Please Look After Mom by Kyung-Sook Shin (Published in America by Knopf, and translated by Chi-Young Kim, it’s the author’s first novel translated in English, but by no means her first), has conquered readers from all over the world with an apparently very simple story, told in a piercing, emotionally direct style.
The main character is a farmer, a woman from the Korean countryside who has come to Seoul to visit her grown-up children. Once she arrives at the subway station, however, her husband loses her in the crowd and she disappears. Her absence hits her children and husband like a hurricane. Each member of the family has to come to terms with their mother, and their individual slights – their own ways of having always taken this woman for granted. They’ve only ever considered as her role with regards to them, mother or wife, and never as a whole, independent person.
Page after page, we learn to adore and admire this tiny, great woman. We discover many more things about her than her family ever knew – starting with her steely determination to have her children study despite her being illiterate.
And after we realize that the figure of this mother breaks all boundaries and after doing so, remains, simply, “Mom”, what would stop any reader from calling his or her own mother and asking, “Mom, who are you really?

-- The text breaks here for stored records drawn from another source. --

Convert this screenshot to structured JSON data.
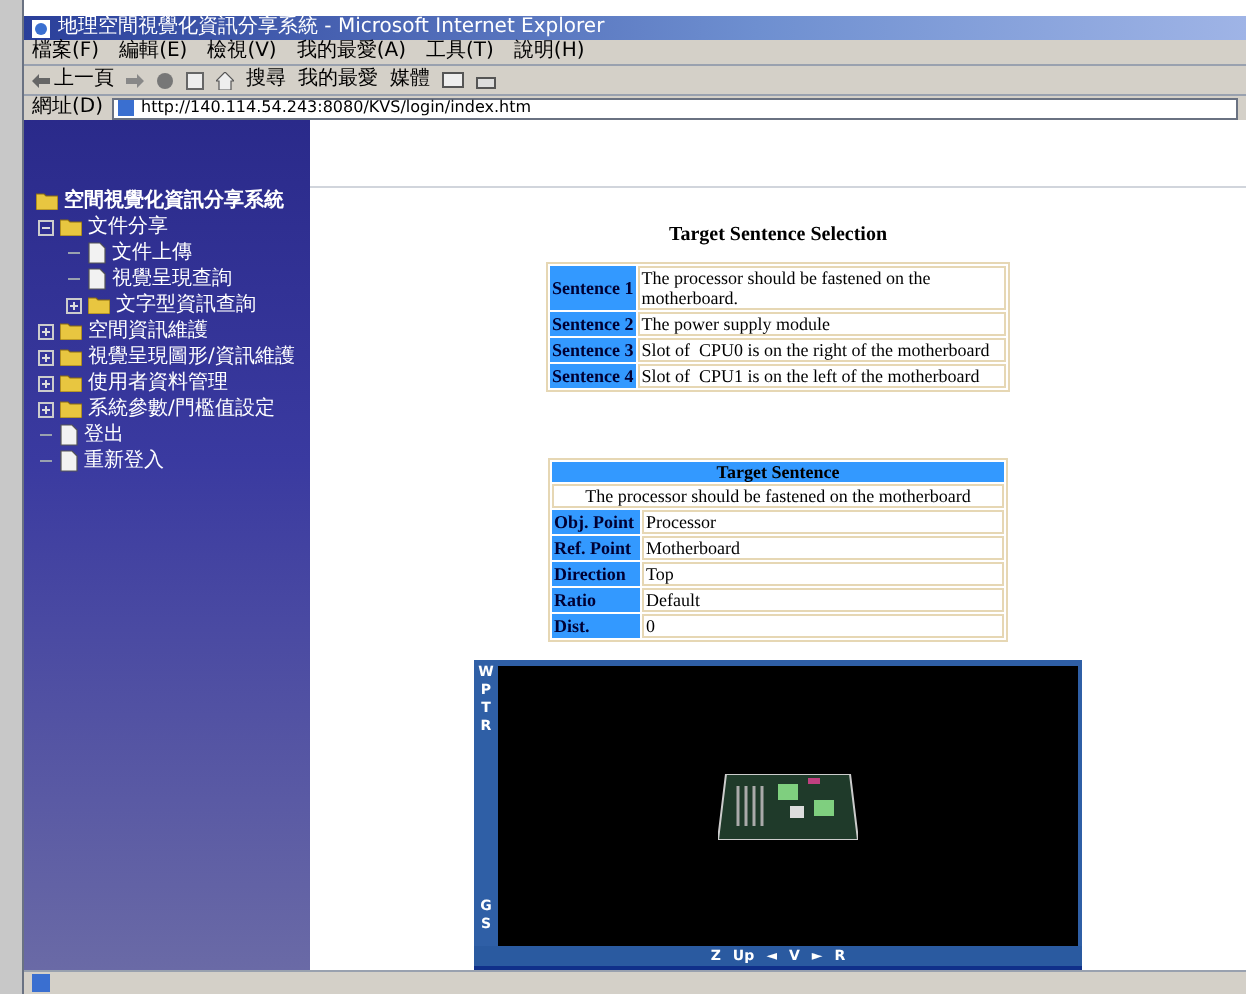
{
  "window": {
    "title": "地理空間視覺化資訊分享系統 - Microsoft Internet Explorer"
  },
  "menu": [
    "檔案(F)",
    "編輯(E)",
    "檢視(V)",
    "我的最愛(A)",
    "工具(T)",
    "說明(H)"
  ],
  "toolbar": {
    "back": "上一頁",
    "search": "搜尋",
    "favorites": "我的最愛",
    "media": "媒體"
  },
  "address": {
    "label": "網址(D)",
    "value": "http://140.114.54.243:8080/KVS/login/index.htm"
  },
  "tree": {
    "label": "空間視覺化資訊分享系統",
    "children": [
      {
        "kind": "folder",
        "label": "文件分享",
        "expanded": true,
        "children": [
          {
            "kind": "document",
            "label": "文件上傳"
          },
          {
            "kind": "document",
            "label": "視覺呈現查詢"
          },
          {
            "kind": "folder",
            "label": "文字型資訊查詢",
            "expanded": false
          }
        ]
      },
      {
        "kind": "folder",
        "label": "空間資訊維護",
        "expanded": false
      },
      {
        "kind": "folder",
        "label": "視覺呈現圖形/資訊維護",
        "expanded": false
      },
      {
        "kind": "folder",
        "label": "使用者資料管理",
        "expanded": false
      },
      {
        "kind": "folder",
        "label": "系統參數/門檻值設定",
        "expanded": false
      },
      {
        "kind": "document",
        "label": "登出"
      },
      {
        "kind": "document",
        "label": "重新登入"
      }
    ]
  },
  "selection": {
    "title": "Target Sentence Selection",
    "rows": [
      {
        "label": "Sentence 1",
        "text": "The processor should be fastened on the motherboard."
      },
      {
        "label": "Sentence 2",
        "text": "The power supply module"
      },
      {
        "label": "Sentence 3",
        "text": "Slot of  CPU0 is on the right of the motherboard"
      },
      {
        "label": "Sentence 4",
        "text": "Slot of  CPU1 is on the left of the motherboard"
      }
    ]
  },
  "target": {
    "title": "Target Sentence",
    "sentence": "The processor should be fastened on the motherboard",
    "rows": [
      {
        "label": "Obj. Point",
        "value": "Processor"
      },
      {
        "label": "Ref. Point",
        "value": "Motherboard"
      },
      {
        "label": "Direction",
        "value": "Top"
      },
      {
        "label": "Ratio",
        "value": "Default"
      },
      {
        "label": "Dist.",
        "value": "0"
      }
    ]
  },
  "viewer": {
    "side_top": [
      "W",
      "P",
      "T",
      "R"
    ],
    "side_bottom": [
      "G",
      "S"
    ],
    "bottom": [
      "Z",
      "Up",
      "◄",
      "V",
      "►",
      "R"
    ]
  }
}
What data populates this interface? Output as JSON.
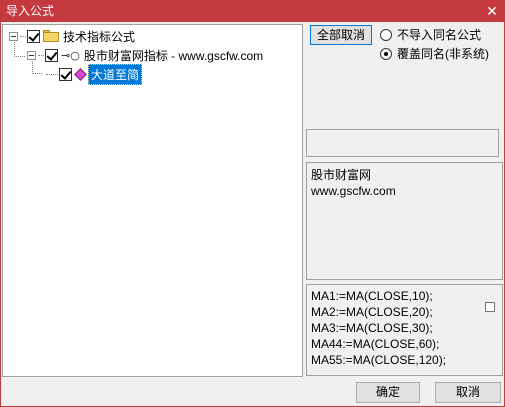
{
  "window": {
    "title": "导入公式",
    "close_glyph": "✕"
  },
  "tree": {
    "root": {
      "label": "技术指标公式",
      "checked": true,
      "icon": "folder-icon"
    },
    "child": {
      "label": "股市财富网指标 - www.gscfw.com",
      "checked": true,
      "icon": "key-icon",
      "icon_glyph": "⊸○"
    },
    "leaf": {
      "label": "大道至简",
      "checked": true,
      "selected": true,
      "icon": "diamond-icon"
    }
  },
  "controls": {
    "cancel_all_label": "全部取消",
    "options": [
      {
        "label": "不导入同名公式",
        "selected": false
      },
      {
        "label": "覆盖同名(非系统)",
        "selected": true
      }
    ]
  },
  "info": {
    "lines": [
      "股市财富网",
      "www.gscfw.com"
    ]
  },
  "code": {
    "lines": [
      "MA1:=MA(CLOSE,10);",
      "MA2:=MA(CLOSE,20);",
      "MA3:=MA(CLOSE,30);",
      "MA44:=MA(CLOSE,60);",
      "MA55:=MA(CLOSE,120);"
    ]
  },
  "footer": {
    "ok_label": "确定",
    "cancel_label": "取消"
  }
}
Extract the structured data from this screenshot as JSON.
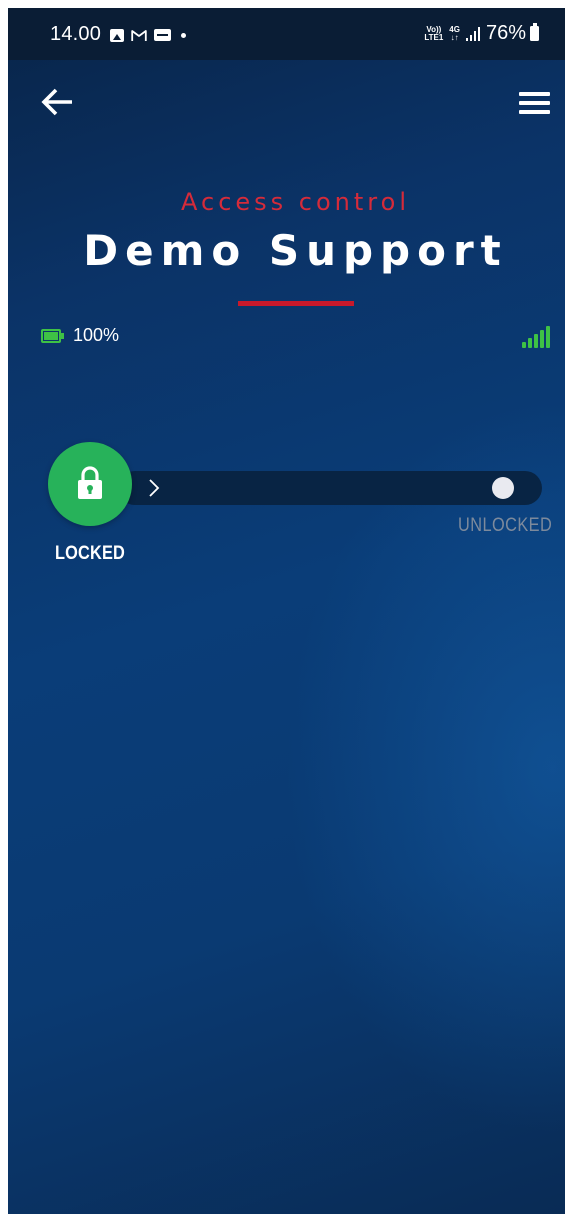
{
  "status_bar": {
    "time": "14.00",
    "volte_top": "Vo))",
    "volte_bottom": "LTE1",
    "network_type": "4G",
    "network_arrows": "↓↑",
    "battery_percent": "76%"
  },
  "header": {
    "back_icon": "arrow-left-icon",
    "menu_icon": "hamburger-menu-icon",
    "subtitle": "Access control",
    "title": "Demo Support"
  },
  "lock_status": {
    "battery_icon": "battery-icon",
    "battery_level": "100%",
    "signal_icon": "signal-strength-icon",
    "signal_bars_filled": 5,
    "signal_bars_total": 5
  },
  "slider": {
    "knob_icon": "padlock-icon",
    "direction_icon": "chevron-right-icon",
    "current_state_label": "LOCKED",
    "target_state_label": "UNLOCKED"
  },
  "colors": {
    "accent_red": "#d52b3a",
    "lock_green": "#27b25a",
    "indicator_green": "#3ec245",
    "status_bar_bg": "#0a1d35",
    "slider_track": "#082444",
    "unlocked_label": "#7d8a9c"
  }
}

Have I ever seen you for who you really are?” It’s a magnificent novel, moving and impeccable.
Please Look After Mom
Photo courtesy Knopf